This weekend, I’m going to do something I have never done before. I will travel to the neighboring “battleground state” of New Hampshire and knock on doors to get out the vote for President Obama.
My main reason is that I view him as more pro-life than Governor Romney.
To many people, being pro-life is synonymous with being against abortion. Those people are are fighting a battle that was lost years ago. If presidents Reagan and Bush could not overturn Roe vs. Wade during their 16 years in office, I’m ready to conclude that abortion will remain legal in the United States for the the next 8, regardless of who is President.
The real battle for life is the battle for accessible healthcare.

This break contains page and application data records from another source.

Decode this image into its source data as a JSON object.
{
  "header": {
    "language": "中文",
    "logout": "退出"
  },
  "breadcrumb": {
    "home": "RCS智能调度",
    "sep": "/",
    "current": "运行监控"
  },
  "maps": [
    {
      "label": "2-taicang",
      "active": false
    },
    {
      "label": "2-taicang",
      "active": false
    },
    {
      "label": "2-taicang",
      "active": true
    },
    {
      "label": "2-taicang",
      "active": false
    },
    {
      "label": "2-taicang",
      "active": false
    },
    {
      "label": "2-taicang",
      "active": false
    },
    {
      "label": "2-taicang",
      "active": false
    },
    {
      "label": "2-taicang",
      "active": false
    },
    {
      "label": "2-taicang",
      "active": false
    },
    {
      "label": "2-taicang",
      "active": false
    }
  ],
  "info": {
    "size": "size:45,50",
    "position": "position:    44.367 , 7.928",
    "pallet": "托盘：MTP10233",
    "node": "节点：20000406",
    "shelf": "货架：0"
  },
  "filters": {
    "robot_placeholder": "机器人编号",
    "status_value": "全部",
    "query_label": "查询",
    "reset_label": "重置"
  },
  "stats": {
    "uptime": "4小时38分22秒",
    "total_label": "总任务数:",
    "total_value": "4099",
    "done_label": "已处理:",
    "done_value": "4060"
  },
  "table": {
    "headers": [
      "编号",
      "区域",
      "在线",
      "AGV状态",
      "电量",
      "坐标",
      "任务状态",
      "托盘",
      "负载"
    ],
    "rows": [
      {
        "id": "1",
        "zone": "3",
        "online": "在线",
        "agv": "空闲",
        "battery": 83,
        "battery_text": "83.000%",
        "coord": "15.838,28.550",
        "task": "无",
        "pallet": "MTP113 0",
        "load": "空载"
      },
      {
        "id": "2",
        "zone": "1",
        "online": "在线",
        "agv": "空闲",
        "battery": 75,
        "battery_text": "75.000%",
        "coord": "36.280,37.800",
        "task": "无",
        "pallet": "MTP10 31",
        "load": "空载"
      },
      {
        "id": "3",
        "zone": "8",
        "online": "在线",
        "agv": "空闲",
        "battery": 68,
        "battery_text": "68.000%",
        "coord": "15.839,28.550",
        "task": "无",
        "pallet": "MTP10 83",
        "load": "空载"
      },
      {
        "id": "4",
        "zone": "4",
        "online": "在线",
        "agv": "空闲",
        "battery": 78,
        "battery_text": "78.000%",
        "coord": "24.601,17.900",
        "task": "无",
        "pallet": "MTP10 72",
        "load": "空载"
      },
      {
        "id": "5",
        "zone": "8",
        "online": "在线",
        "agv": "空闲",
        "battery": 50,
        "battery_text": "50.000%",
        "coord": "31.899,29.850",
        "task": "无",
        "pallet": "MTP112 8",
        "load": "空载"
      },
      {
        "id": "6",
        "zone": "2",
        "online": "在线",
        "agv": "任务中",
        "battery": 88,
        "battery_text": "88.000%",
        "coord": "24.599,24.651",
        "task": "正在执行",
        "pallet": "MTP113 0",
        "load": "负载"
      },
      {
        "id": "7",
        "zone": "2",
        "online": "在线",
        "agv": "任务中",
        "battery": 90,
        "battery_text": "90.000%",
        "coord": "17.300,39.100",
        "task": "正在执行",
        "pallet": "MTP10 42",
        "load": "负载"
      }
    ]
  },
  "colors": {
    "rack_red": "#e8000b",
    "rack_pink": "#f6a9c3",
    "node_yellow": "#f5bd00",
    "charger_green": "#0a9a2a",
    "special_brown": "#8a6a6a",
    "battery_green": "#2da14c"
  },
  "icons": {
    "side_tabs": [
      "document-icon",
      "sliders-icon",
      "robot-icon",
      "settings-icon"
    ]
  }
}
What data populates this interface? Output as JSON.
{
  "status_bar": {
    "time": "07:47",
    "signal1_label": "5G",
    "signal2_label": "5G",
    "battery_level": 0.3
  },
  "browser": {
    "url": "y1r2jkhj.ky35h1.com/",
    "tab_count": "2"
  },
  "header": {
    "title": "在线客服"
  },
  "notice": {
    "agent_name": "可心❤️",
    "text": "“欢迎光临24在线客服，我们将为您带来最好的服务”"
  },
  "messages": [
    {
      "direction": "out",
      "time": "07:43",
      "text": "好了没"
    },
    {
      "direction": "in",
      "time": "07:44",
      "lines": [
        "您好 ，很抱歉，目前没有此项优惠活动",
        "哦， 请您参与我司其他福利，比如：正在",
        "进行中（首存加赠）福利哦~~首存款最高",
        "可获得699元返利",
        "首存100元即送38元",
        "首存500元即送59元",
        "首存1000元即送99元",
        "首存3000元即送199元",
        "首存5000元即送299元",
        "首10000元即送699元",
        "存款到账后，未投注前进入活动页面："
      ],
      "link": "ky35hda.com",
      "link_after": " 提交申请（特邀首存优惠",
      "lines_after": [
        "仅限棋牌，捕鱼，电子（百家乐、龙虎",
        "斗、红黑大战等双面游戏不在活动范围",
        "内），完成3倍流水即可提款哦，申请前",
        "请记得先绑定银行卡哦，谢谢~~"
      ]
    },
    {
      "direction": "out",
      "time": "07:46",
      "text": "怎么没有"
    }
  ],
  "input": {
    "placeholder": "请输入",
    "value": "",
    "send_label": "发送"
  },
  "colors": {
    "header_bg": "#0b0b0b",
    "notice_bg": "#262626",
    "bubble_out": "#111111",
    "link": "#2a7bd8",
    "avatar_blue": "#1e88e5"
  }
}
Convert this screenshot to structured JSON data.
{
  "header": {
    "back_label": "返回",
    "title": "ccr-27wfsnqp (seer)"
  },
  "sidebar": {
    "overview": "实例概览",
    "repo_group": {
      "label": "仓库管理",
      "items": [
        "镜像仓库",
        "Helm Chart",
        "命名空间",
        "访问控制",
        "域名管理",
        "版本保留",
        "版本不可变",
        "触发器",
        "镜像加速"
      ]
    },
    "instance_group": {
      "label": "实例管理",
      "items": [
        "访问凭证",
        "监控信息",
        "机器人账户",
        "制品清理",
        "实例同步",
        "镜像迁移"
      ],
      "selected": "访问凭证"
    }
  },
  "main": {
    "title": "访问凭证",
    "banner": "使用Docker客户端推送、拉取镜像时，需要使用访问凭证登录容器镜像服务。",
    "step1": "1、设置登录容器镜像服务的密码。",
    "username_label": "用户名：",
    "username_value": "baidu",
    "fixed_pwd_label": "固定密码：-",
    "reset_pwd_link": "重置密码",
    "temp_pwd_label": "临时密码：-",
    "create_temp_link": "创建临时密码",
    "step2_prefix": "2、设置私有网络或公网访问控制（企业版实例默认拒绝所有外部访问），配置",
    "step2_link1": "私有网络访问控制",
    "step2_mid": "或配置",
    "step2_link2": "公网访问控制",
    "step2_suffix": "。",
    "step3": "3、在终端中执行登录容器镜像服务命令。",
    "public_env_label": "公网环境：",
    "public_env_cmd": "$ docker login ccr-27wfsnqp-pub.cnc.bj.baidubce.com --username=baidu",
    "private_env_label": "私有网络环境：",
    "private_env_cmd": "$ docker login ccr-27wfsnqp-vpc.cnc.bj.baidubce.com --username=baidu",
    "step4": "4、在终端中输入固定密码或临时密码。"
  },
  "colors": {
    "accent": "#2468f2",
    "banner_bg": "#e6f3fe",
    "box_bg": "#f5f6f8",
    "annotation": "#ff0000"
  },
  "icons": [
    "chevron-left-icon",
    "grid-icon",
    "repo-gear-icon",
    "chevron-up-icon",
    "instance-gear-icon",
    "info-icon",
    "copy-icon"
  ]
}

If people in my extended family had not had good preventive care, several of them would probably be dead by now. For example, thanks to regular check-ups, at least 2 cases of cancer were caught in time to save lives. If those family members had had to wait until it was time to go to the emergency room, as many poor people do, they would have died. Being pro-life means saving those lives as well as saving the unborn.
Thanks to the Massachusetts system of universal insurance on which Obamacare is modeled (and from which Romney now distances himself), my immediate family was able to obtain much-needed help when I had no income — not because I was one of the 47% who would never take responsibility for their lives, but because I was an entrepreneur starting a business. Being pro-life means caring for people who have no income as well as those who are well-off.
In her early days, America was a land of small towns where people knew and cared for each other and where medical care was primitive and inexpensive. We have grown, and there are now large sections of our cities and rural areas where virtually everyone is poor. They simply don’t have the wherewithal to help each other, especially in light of the tremendous cost of modern medicine.
Thankfully, we have grown richer as well as larger. As a society, we can now afford to take care of each other on a larger scale. Private charities and churches can help, but a church will never be an intensive-care unit. To care for each other, we need everyone to pitch in. That’s one thing that modern government is uniquely equipped to organize, however imperfectly.
President Obama understands this. Now that Mr. Romney is no longer governor of Massachusetts, he seems to have forgotten it.
Those are the reasons I think President Obama is more pro-life than Governor Romney, and those are the reasons I will travel to New Hampshire this weekend.
I hope you will consider casting your vote to re-elect the President.